* [WHAT THE TASK ASKS]: Return each line of the data below that contains the string "underline".

* [App and web page records]:
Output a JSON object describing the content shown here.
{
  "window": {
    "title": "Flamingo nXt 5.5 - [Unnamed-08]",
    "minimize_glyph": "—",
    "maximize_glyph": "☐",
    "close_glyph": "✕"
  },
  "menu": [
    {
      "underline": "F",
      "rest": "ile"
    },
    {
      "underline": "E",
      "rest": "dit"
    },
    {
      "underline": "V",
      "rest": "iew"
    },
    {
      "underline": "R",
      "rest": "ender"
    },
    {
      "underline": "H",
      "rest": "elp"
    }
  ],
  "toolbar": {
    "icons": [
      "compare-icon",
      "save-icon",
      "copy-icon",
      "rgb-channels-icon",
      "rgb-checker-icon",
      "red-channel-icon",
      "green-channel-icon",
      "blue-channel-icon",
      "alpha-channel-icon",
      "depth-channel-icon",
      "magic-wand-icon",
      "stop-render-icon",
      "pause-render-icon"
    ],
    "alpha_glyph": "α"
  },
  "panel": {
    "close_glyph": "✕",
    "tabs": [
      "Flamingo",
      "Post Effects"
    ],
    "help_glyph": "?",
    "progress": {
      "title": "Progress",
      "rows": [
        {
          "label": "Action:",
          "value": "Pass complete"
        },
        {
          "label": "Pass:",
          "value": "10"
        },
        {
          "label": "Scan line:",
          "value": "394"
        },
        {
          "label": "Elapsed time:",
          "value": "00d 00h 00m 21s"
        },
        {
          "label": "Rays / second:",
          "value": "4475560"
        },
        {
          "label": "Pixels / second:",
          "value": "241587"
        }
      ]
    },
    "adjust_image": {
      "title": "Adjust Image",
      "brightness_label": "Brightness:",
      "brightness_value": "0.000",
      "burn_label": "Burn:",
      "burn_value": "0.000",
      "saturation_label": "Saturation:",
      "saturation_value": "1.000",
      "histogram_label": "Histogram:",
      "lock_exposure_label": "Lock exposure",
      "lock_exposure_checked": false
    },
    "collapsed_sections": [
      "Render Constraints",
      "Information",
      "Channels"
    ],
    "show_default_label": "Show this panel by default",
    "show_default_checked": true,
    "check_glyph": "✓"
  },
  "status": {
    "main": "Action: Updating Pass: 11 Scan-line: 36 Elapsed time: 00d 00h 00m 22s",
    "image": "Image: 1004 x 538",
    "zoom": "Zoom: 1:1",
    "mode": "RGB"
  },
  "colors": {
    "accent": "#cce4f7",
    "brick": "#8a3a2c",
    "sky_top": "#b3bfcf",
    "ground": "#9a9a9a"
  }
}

* [REPLY TO THE EXERCISE]:
      "underline": "F",
      "underline": "E",
      "underline": "V",
      "underline": "R",
      "underline": "H",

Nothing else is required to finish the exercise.